(7) Trading Sex

Trading sex involves selling or bartering sex for power. In this process, arousal is based on gaining control through sex, using one’s body as leverage. In many cases, trading sex is the re-enactment of childhood sexual abuse where the child gained power through sexual interactions with a caregiver. This makes it impossible to create significant, enduring bonds, or even to be true to oneself.

(8) Intrusive Sex

Intrusive sex is about boundary violation: sexual arousal occurs when an individual violates another person’s boundaries without consequences. Intrusive sex uses other people to stimulate sexual arousal, with little chance of repercussions. There is usually an underlying anger, and individuals “steal” sex. They justify their actions with the belief that no one would voluntarily respond to them as they would want—they are masters of their own deception.

(9) High-Risk Anonymous Sex

This involves sex with unknown partners: arousal and stimulation involve no seduction, nor cost, and are immediate—just like the addict’s need for instant gratification.

(10) Exploitive Sex

Exploitive Sex involves leveraging a significant power differential between an individual and another person. Common examples are featured in the media, where individuals in positions of power manipulate vulnerable people to engage with them in sexual activities. In more hierarchical workplaces, many employees can be vulnerable to exploitation. Individuals who engage in exploitive sex will exhibit “grooming” behaviour, which carefully and strategically builds trust with the unsuspecting victim. Attraction, flirtation, romance, and intimacy are all used to gain the confidence of another person for sexual exploitation.

Men’s Sex and Love Addiction Programs

If you would like to enrol in one of our men’s Sex and Love Addiction Programs, or if you would like more information, please call us at one of the numbers below. Our phone lines are open 24/7—so you can call us anytime.
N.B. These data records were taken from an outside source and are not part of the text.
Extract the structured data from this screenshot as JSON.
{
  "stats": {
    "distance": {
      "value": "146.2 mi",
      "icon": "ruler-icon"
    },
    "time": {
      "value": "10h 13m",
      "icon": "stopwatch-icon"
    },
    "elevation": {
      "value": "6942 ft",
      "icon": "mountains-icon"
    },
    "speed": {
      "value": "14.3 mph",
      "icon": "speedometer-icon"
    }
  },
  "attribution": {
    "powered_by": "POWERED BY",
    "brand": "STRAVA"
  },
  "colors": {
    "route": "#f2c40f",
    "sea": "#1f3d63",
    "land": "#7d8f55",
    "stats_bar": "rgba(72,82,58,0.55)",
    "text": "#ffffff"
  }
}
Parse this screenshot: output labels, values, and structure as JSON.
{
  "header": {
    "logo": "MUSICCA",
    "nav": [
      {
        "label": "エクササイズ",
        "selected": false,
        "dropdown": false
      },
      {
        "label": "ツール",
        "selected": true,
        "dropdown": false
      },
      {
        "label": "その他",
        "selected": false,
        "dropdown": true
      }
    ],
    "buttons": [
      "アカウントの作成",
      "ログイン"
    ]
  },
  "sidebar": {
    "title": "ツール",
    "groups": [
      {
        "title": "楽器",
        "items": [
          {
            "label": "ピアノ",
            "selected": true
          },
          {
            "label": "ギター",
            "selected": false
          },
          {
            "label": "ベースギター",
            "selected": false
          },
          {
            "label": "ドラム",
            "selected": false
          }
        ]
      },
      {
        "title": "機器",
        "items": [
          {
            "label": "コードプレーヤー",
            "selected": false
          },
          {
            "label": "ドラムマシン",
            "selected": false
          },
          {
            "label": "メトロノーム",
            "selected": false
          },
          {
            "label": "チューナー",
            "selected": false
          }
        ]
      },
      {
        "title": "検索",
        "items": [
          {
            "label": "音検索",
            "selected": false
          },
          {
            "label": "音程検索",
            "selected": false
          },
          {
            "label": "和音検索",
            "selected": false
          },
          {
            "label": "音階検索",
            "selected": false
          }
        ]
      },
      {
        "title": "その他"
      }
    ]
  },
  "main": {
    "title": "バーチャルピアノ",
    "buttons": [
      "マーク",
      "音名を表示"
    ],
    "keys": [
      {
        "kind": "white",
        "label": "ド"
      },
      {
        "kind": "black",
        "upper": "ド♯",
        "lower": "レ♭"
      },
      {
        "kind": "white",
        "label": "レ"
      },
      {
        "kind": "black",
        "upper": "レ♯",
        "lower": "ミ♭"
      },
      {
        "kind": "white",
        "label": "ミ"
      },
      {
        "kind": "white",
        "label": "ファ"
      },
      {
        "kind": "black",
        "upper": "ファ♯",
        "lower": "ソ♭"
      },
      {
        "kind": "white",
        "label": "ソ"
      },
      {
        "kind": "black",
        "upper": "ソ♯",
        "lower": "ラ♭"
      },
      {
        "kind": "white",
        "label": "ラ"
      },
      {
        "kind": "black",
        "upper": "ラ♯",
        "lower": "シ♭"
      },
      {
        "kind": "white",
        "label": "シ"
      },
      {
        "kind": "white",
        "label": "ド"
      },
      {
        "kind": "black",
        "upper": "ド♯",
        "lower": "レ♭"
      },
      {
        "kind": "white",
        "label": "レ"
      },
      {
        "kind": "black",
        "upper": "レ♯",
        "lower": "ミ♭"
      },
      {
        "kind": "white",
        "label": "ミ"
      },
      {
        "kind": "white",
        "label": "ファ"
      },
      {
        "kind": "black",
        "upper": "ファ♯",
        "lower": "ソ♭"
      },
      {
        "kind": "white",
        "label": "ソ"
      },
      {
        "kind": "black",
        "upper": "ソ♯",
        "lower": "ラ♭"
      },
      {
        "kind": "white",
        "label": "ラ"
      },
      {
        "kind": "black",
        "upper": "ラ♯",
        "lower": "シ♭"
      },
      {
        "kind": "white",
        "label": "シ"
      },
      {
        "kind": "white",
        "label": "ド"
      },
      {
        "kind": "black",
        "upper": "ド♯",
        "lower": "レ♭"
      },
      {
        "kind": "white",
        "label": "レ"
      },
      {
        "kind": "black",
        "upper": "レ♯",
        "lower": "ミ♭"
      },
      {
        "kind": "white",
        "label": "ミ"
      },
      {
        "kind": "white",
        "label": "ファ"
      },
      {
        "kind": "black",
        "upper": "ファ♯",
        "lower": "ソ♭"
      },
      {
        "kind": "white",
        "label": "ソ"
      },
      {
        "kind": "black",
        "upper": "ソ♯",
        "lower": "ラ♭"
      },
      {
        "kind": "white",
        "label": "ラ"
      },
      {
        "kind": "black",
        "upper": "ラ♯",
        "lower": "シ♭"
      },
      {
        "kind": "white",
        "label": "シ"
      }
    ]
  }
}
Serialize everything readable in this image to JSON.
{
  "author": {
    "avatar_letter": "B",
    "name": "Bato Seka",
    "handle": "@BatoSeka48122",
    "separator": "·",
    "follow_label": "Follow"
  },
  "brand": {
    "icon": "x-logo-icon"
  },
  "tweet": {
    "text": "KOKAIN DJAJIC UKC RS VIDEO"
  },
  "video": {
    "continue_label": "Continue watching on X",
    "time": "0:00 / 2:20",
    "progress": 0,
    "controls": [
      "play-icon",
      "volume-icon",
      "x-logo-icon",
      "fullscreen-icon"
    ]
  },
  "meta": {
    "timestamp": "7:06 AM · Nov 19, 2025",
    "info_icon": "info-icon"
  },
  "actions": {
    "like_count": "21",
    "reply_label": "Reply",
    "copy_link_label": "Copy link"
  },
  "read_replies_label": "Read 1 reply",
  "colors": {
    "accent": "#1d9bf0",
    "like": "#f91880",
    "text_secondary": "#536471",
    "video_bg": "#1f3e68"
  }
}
  • 1-800-387-6198 for Bellwood treatment center in Toronto, ON
  • 1-800-683-0111 for Edgewood treatment center in Nanaimo, BC

You can also find more information about our men’s sex addiction programs on our website:

 

1 thought on “Sex Addiction: Ten Types of Problematic Sexual Behaviours”

Comments are closed.